> _Exercise_: Word for word, set down the entries below.

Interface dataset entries
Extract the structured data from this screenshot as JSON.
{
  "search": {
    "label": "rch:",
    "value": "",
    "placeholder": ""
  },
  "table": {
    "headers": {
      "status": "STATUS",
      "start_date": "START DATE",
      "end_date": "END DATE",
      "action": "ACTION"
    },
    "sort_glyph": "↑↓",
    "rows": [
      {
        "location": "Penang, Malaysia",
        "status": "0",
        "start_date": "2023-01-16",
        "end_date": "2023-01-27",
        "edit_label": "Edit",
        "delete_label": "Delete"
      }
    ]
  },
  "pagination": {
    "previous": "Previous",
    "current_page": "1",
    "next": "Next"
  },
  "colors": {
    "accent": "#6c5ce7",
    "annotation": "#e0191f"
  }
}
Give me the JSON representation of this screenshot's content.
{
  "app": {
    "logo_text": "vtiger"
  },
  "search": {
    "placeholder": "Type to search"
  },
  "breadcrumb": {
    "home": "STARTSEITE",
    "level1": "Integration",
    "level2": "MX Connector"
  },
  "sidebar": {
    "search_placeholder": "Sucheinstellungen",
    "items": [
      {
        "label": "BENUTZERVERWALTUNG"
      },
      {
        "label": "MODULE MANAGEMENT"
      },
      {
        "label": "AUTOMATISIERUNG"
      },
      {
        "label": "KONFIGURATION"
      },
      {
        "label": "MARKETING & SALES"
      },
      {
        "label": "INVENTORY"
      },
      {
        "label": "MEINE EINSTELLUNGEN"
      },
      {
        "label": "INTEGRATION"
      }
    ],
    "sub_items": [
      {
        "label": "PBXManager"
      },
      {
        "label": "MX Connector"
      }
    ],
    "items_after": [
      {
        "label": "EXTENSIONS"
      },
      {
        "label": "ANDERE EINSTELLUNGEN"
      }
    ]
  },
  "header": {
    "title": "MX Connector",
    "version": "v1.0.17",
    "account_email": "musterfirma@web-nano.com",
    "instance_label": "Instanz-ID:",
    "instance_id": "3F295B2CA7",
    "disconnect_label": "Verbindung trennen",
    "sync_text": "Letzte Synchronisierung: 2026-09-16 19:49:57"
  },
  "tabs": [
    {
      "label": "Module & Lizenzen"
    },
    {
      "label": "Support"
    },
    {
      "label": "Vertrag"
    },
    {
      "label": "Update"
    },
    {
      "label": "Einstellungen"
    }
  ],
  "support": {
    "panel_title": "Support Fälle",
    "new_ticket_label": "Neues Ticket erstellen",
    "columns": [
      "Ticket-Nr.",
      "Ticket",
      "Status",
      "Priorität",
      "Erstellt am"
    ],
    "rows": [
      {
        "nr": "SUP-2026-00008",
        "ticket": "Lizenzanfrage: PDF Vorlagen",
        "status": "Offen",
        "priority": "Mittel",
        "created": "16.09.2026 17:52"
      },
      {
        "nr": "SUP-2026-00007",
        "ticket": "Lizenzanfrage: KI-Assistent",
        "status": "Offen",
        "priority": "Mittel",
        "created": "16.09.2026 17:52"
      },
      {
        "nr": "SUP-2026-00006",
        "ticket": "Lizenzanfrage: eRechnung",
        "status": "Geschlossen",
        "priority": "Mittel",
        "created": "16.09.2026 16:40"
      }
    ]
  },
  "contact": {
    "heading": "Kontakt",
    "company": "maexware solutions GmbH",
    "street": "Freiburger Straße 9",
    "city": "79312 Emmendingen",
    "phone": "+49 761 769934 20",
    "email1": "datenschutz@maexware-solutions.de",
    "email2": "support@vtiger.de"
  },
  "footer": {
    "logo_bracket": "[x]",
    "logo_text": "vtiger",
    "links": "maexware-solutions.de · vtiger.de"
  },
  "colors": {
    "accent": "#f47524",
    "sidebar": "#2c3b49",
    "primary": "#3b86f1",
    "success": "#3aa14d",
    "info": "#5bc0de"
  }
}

> _Output below_:
Extract the structured data from this screenshot as JSON.
{
  "search": {
    "label": "rch:",
    "value": "",
    "placeholder": ""
  },
  "table": {
    "headers": {
      "status": "STATUS",
      "start_date": "START DATE",
      "end_date": "END DATE",
      "action": "ACTION"
    },
    "sort_glyph": "↑↓",
    "rows": [
      {
        "location": "Penang, Malaysia",
        "status": "0",
        "start_date": "2023-01-16",
        "end_date": "2023-01-27",
        "edit_label": "Edit",
        "delete_label": "Delete"
      }
    ]
  },
  "pagination": {
    "previous": "Previous",
    "current_page": "1",
    "next": "Next"
  },
  "colors": {
    "accent": "#6c5ce7",
    "annotation": "#e0191f"
  }
}
Give me the JSON representation of this screenshot's content.
{
  "app": {
    "logo_text": "vtiger"
  },
  "search": {
    "placeholder": "Type to search"
  },
  "breadcrumb": {
    "home": "STARTSEITE",
    "level1": "Integration",
    "level2": "MX Connector"
  },
  "sidebar": {
    "search_placeholder": "Sucheinstellungen",
    "items": [
      {
        "label": "BENUTZERVERWALTUNG"
      },
      {
        "label": "MODULE MANAGEMENT"
      },
      {
        "label": "AUTOMATISIERUNG"
      },
      {
        "label": "KONFIGURATION"
      },
      {
        "label": "MARKETING & SALES"
      },
      {
        "label": "INVENTORY"
      },
      {
        "label": "MEINE EINSTELLUNGEN"
      },
      {
        "label": "INTEGRATION"
      }
    ],
    "sub_items": [
      {
        "label": "PBXManager"
      },
      {
        "label": "MX Connector"
      }
    ],
    "items_after": [
      {
        "label": "EXTENSIONS"
      },
      {
        "label": "ANDERE EINSTELLUNGEN"
      }
    ]
  },
  "header": {
    "title": "MX Connector",
    "version": "v1.0.17",
    "account_email": "musterfirma@web-nano.com",
    "instance_label": "Instanz-ID:",
    "instance_id": "3F295B2CA7",
    "disconnect_label": "Verbindung trennen",
    "sync_text": "Letzte Synchronisierung: 2026-09-16 19:49:57"
  },
  "tabs": [
    {
      "label": "Module & Lizenzen"
    },
    {
      "label": "Support"
    },
    {
      "label": "Vertrag"
    },
    {
      "label": "Update"
    },
    {
      "label": "Einstellungen"
    }
  ],
  "support": {
    "panel_title": "Support Fälle",
    "new_ticket_label": "Neues Ticket erstellen",
    "columns": [
      "Ticket-Nr.",
      "Ticket",
      "Status",
      "Priorität",
      "Erstellt am"
    ],
    "rows": [
      {
        "nr": "SUP-2026-00008",
        "ticket": "Lizenzanfrage: PDF Vorlagen",
        "status": "Offen",
        "priority": "Mittel",
        "created": "16.09.2026 17:52"
      },
      {
        "nr": "SUP-2026-00007",
        "ticket": "Lizenzanfrage: KI-Assistent",
        "status": "Offen",
        "priority": "Mittel",
        "created": "16.09.2026 17:52"
      },
      {
        "nr": "SUP-2026-00006",
        "ticket": "Lizenzanfrage: eRechnung",
        "status": "Geschlossen",
        "priority": "Mittel",
        "created": "16.09.2026 16:40"
      }
    ]
  },
  "contact": {
    "heading": "Kontakt",
    "company": "maexware solutions GmbH",
    "street": "Freiburger Straße 9",
    "city": "79312 Emmendingen",
    "phone": "+49 761 769934 20",
    "email1": "datenschutz@maexware-solutions.de",
    "email2": "support@vtiger.de"
  },
  "footer": {
    "logo_bracket": "[x]",
    "logo_text": "vtiger",
    "links": "maexware-solutions.de · vtiger.de"
  },
  "colors": {
    "accent": "#f47524",
    "sidebar": "#2c3b49",
    "primary": "#3b86f1",
    "success": "#3aa14d",
    "info": "#5bc0de"
  }
}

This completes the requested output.